Tuesday, August 17, 2010
From the Vault: Wild at Heart
BLOGGER'S NOTE: Twenty years ago today, Wild at Heart opened. Here is the review I wrote at my college newspaper upon its opening.
When the 1990 entertainment yearbook is written, it should say that David Lynch single-handedly saved the year from being completely drowned in mediocrity. He and Mark Frost helped raised the quality of television with Twin Peaks and Lynch himself has given a boost to the movie year with Wild at Heart.
Wild at Heart tells the road story of Sailor Ripley (Nicolas Cage) and Lula Pace Fortune (Laura Dern), two young lovers trying to overcome the many obstacles to their love, most of which have been placed there by Lula's evil mother Marietta Fortune (Diane Ladd).
Other than that, characterizing this wickedly funny film by its story becomes a fool's errand other than to say it resembles a dark, demented version of the type of films the minds behind Airplane! make. Lynch throws in every strange and silly thing he can think of, achieving the film equivalent of a nonsequitur.
Lusciously filmed and edited, Angelo Badalamenti's score builds suspense and adds a humorous edge to some of its toughest scenes. Wild at Heart isn't designed for everyone, but it is Lynch's most successful screen venture to date. Blue Velvet grows on you, but it's overrated and never balances its abrupt shifts in tone.

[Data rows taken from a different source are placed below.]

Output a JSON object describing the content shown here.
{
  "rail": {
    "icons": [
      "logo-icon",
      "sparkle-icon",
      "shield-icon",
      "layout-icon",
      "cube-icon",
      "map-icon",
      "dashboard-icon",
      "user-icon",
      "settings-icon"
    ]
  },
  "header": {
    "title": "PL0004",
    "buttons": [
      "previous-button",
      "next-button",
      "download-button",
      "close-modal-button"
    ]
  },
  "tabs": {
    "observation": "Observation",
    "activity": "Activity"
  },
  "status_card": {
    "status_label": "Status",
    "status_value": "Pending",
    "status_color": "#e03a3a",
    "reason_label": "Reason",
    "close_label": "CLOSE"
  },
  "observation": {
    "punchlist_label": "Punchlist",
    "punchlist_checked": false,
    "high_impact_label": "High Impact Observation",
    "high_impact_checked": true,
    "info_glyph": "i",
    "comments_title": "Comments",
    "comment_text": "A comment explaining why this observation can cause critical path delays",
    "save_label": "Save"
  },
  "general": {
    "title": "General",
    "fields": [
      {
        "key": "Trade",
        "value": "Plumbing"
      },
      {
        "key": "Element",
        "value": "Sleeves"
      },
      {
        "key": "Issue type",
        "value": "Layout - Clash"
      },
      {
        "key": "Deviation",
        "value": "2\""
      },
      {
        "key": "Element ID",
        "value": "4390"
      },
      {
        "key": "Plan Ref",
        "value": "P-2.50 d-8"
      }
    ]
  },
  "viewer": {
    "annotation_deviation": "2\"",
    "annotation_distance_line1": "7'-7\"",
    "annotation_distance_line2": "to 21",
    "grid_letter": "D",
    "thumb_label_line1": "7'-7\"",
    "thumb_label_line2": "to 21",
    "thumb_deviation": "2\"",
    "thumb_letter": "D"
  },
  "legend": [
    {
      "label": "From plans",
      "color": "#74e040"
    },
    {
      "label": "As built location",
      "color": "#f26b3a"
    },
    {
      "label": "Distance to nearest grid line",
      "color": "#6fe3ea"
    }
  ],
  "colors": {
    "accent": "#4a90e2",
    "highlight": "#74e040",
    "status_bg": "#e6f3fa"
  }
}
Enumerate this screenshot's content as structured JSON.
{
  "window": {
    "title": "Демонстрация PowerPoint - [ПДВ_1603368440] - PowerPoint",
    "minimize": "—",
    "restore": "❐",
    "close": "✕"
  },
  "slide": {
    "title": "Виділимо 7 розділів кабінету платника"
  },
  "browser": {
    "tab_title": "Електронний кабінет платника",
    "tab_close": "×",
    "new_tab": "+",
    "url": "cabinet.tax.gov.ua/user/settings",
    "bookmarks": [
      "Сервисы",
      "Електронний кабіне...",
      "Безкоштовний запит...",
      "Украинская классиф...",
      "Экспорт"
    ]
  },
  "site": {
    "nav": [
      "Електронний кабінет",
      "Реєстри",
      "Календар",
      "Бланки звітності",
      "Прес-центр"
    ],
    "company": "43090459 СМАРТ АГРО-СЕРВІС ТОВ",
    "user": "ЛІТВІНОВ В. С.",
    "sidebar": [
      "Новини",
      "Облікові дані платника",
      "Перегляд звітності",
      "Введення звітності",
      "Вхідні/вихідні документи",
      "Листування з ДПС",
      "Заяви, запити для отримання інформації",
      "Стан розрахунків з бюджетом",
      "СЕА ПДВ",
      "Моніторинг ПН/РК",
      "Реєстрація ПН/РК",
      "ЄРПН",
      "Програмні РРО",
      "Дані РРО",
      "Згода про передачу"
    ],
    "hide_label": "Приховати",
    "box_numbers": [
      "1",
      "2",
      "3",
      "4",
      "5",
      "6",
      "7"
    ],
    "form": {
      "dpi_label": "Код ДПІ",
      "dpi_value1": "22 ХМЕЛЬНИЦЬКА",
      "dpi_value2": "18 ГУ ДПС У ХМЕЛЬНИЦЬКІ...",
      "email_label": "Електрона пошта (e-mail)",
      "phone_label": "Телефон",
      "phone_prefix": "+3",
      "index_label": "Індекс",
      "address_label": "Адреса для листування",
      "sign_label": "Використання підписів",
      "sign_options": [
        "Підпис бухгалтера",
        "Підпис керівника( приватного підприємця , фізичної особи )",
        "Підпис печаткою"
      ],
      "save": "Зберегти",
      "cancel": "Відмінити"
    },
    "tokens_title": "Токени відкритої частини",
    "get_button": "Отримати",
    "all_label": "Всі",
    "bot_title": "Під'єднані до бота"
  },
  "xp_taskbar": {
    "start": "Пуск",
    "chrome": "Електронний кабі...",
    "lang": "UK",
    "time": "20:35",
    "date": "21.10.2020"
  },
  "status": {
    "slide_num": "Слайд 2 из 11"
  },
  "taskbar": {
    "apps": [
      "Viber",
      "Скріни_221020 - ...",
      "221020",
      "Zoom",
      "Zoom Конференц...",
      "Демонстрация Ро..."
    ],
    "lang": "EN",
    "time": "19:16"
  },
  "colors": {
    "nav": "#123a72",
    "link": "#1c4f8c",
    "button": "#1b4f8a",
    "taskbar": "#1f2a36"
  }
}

With the exception of a few horrifying scenes, Wild at Heart pulls it off since it's clear that it's not meant to be taken too seriously. Cage — who seems to alternate good performances with annoying ones — submits a completely original characterization.
Ladd gets her best role in years as the malevolent mother worried more about her own fate than her daughter's happiness.
Willem Dafoe delivers an Oscar-caliber supporting turn as a frightening man named Bobby Peru. Decked in black, Dafoe perfectly balances his character's evil nature with humor.
Dern, Ladd's daughter in real life, also shines, unlike in Blue Velvet where she was one of that film's weakest elements.
Lynch's direction moves at a brisk pace, never letting the audience stop to breathe long enough to realize they are watching a 2 hour, 17 minute movie. The Elvis-like Sailor wears a snakeskin jacket which he calls "a statement on his individuality and of his belief in personal freedom." Wild at Heart serves as Lynch's cinematic snakeskin jacket.
Lynch's vision on both big and small screen is unlike anyone working today, testing the limits of what can be accepted and what is acceptable. The movie, while very violent and sexual, often borders on excess, but Lynch pulls it off because he knows exactly where he's aiming. A major motif turns out to be The Wizard of Oz, with characters constantly comparing themselves to Dorothy and the gang. If forced to place a meaning on this film, I guess it is the difficulty in finding your way home to happiness.
Looking for meaning in Wild at Heart isn't the attitude one should take into the theater. Instead, audiences should allow themselves to venture into the bizarre and disgusting world that Lynch has conjured.